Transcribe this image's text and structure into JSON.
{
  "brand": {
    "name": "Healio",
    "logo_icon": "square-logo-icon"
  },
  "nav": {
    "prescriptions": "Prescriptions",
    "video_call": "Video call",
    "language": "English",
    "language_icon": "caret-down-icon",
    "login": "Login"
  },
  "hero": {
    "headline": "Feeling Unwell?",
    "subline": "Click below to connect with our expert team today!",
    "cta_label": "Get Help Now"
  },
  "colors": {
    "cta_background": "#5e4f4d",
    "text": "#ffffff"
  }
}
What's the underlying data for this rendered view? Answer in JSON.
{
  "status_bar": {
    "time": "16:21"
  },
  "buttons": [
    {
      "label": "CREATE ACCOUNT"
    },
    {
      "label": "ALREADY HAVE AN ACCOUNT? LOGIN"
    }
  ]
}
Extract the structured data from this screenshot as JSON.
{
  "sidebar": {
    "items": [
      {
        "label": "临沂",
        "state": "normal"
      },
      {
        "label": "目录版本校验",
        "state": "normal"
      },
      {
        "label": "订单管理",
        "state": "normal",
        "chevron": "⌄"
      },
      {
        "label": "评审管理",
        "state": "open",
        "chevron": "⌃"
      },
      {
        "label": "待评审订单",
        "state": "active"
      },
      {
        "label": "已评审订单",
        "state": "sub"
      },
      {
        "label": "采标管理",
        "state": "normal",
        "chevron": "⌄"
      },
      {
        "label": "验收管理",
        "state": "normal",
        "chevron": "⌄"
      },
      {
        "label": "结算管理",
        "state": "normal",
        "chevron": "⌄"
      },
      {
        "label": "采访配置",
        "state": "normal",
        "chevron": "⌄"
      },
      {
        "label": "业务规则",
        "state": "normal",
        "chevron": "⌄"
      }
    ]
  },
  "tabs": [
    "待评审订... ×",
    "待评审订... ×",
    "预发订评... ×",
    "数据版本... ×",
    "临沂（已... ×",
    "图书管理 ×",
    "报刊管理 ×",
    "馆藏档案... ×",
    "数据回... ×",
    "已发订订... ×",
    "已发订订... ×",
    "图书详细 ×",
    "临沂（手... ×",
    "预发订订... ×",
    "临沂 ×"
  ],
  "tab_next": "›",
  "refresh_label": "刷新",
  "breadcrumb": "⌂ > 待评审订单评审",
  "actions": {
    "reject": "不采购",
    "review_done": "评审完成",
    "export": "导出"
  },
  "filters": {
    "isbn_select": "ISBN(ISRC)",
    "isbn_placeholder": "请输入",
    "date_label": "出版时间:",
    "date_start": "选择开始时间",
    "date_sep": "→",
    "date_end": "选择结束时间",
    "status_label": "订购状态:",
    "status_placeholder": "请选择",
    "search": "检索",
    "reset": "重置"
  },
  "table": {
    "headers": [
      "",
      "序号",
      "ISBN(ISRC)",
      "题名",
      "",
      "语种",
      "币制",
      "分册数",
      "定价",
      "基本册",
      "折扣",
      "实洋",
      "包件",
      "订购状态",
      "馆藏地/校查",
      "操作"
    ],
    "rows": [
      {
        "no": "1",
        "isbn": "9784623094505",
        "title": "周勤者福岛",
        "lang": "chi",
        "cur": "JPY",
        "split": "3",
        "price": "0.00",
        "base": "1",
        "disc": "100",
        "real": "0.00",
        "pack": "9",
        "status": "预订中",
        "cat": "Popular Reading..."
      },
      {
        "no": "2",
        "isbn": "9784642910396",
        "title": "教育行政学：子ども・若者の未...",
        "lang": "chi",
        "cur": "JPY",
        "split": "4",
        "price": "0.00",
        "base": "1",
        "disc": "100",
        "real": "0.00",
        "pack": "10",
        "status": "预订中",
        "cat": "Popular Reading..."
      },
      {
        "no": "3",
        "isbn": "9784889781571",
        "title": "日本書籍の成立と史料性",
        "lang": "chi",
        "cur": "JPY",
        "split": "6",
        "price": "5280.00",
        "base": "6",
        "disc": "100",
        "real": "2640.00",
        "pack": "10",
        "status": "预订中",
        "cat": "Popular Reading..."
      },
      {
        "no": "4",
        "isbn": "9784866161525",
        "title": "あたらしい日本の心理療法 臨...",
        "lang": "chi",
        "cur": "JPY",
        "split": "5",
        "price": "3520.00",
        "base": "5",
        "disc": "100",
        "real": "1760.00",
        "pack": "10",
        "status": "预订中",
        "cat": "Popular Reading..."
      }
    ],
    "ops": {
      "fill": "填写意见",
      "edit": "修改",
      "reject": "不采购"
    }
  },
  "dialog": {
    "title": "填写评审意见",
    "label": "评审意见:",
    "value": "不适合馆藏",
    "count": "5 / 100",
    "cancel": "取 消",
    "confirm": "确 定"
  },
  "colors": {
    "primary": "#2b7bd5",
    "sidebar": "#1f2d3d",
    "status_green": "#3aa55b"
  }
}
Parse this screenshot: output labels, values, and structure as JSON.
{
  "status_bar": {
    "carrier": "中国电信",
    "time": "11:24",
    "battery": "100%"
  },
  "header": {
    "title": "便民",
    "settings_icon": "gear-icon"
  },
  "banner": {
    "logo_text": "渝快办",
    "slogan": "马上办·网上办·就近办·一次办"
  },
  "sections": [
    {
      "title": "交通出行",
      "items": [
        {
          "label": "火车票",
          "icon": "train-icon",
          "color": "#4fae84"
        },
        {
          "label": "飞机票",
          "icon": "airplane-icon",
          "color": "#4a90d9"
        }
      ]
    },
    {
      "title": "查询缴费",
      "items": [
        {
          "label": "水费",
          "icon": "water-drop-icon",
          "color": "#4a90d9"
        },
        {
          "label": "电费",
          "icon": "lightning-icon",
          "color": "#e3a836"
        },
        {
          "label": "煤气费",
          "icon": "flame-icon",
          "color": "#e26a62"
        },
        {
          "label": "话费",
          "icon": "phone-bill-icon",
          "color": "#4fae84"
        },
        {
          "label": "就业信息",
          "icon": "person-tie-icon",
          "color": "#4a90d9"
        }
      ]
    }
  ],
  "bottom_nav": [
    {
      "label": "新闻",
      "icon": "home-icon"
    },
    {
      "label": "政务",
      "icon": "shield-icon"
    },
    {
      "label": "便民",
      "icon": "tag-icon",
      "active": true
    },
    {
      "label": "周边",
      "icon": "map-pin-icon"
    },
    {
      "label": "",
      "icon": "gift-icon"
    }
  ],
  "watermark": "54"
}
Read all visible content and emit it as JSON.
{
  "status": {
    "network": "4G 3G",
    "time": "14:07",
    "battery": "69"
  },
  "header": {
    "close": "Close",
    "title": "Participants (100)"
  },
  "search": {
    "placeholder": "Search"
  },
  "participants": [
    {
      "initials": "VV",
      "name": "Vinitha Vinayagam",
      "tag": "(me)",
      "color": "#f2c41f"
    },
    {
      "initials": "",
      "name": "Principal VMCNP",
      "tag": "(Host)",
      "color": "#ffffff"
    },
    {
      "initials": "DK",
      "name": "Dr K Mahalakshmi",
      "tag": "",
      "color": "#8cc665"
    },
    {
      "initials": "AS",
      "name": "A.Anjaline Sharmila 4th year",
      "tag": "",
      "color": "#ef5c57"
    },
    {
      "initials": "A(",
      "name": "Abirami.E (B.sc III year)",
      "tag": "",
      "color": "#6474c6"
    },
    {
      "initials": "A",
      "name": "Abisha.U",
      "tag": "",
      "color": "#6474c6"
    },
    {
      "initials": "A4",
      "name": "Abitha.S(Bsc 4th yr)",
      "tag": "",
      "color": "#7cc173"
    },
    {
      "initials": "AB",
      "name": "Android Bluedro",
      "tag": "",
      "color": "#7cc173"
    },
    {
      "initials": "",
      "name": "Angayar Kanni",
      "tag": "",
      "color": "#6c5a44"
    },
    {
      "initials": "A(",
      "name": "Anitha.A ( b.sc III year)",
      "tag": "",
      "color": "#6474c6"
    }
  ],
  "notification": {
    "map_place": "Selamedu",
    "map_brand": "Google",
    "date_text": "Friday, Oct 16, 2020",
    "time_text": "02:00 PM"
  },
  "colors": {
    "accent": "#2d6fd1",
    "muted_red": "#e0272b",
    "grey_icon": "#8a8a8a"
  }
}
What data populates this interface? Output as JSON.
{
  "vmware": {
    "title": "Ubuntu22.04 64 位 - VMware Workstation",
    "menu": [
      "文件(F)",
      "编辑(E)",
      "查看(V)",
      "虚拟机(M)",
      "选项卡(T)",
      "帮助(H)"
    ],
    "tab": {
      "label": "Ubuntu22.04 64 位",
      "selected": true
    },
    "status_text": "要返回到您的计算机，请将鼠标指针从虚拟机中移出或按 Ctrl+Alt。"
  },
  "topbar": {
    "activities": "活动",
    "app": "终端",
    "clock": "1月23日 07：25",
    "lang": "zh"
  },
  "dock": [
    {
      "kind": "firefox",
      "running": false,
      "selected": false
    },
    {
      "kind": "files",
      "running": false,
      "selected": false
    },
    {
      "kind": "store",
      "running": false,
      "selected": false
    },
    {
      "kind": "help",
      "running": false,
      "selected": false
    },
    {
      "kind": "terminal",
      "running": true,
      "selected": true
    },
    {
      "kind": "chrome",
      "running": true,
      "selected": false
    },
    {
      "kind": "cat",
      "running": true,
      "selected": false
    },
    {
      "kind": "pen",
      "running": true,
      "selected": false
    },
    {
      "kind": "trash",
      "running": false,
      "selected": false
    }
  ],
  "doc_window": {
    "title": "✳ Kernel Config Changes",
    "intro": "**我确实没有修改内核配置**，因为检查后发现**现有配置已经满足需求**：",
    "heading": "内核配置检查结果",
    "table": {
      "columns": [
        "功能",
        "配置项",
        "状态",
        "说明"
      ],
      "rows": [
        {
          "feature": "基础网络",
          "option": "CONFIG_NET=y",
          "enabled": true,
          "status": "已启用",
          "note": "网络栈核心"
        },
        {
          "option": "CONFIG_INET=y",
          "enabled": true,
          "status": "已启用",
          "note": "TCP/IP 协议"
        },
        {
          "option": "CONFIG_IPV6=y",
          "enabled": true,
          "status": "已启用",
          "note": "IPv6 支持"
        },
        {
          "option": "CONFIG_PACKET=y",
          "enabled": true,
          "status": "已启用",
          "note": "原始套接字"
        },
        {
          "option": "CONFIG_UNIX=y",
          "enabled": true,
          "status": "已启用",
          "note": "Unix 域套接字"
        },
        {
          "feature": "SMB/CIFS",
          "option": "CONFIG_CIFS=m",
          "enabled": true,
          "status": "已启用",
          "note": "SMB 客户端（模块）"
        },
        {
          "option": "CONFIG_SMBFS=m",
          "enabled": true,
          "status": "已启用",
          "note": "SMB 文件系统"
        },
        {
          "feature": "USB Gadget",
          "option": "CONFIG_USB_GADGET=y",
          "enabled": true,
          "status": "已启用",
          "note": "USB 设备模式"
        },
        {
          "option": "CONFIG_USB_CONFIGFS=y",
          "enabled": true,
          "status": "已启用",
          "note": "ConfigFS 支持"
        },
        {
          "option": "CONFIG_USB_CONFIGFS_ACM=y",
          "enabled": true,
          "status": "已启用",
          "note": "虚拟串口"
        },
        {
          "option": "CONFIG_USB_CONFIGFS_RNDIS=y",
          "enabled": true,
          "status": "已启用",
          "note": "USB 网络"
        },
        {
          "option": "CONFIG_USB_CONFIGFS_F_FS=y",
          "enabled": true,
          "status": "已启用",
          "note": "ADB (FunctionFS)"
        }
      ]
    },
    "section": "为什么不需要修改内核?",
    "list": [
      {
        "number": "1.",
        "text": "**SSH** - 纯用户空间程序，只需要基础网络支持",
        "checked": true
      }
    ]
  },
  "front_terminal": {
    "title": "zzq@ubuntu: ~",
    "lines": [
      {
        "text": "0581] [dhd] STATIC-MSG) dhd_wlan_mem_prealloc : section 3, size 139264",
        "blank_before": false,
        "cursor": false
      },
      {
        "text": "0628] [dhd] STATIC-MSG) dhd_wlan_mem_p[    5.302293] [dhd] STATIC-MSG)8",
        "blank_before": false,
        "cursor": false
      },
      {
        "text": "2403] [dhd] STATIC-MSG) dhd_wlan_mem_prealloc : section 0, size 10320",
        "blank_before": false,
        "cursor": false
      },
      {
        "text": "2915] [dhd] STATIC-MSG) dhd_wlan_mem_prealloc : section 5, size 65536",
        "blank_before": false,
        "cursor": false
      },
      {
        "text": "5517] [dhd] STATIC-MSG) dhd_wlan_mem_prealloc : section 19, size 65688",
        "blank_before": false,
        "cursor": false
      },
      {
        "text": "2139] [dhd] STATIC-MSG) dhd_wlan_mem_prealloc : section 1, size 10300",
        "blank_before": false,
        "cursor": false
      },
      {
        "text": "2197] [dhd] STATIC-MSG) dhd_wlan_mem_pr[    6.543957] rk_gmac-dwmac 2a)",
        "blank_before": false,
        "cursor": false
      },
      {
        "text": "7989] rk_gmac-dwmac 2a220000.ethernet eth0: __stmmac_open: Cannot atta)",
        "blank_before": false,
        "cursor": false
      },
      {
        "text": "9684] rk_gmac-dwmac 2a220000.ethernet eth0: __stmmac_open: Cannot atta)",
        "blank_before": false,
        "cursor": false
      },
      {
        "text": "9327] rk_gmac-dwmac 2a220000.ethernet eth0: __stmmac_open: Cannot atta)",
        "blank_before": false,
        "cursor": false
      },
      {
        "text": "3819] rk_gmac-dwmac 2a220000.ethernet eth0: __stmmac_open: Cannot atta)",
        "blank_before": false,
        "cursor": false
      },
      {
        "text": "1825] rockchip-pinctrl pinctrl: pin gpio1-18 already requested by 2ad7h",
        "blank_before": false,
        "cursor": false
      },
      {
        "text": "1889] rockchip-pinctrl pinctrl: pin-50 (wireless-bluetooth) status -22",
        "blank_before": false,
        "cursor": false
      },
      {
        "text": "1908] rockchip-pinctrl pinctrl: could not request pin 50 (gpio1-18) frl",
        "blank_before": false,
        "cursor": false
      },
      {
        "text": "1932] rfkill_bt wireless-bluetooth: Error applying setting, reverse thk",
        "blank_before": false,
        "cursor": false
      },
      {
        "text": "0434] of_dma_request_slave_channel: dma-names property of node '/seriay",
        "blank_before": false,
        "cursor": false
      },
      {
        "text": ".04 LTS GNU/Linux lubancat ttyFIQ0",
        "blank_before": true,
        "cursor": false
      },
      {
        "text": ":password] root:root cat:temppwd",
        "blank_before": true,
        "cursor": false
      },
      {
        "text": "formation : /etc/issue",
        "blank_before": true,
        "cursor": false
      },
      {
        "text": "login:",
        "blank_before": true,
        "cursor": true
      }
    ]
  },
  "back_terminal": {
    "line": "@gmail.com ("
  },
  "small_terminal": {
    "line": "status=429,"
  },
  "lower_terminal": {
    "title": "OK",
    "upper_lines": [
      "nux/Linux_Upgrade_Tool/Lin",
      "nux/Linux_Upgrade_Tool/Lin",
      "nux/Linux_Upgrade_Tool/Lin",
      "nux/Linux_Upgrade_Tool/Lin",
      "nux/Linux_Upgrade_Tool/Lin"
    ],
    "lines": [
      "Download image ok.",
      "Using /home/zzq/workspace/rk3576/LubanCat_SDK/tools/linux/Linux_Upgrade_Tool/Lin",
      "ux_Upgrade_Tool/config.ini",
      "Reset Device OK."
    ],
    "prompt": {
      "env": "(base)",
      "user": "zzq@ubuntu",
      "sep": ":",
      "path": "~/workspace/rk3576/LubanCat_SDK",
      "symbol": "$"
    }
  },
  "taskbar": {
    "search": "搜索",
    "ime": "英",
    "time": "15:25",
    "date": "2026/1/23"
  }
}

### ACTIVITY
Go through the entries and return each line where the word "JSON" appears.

### TASK RESPONSE
Transcribe this image's text and structure into JSON.
What's the underlying data for this rendered view? Answer in JSON.
Extract the structured data from this screenshot as JSON.
Parse this screenshot: output labels, values, and structure as JSON.
Read all visible content and emit it as JSON.
What data populates this interface? Output as JSON.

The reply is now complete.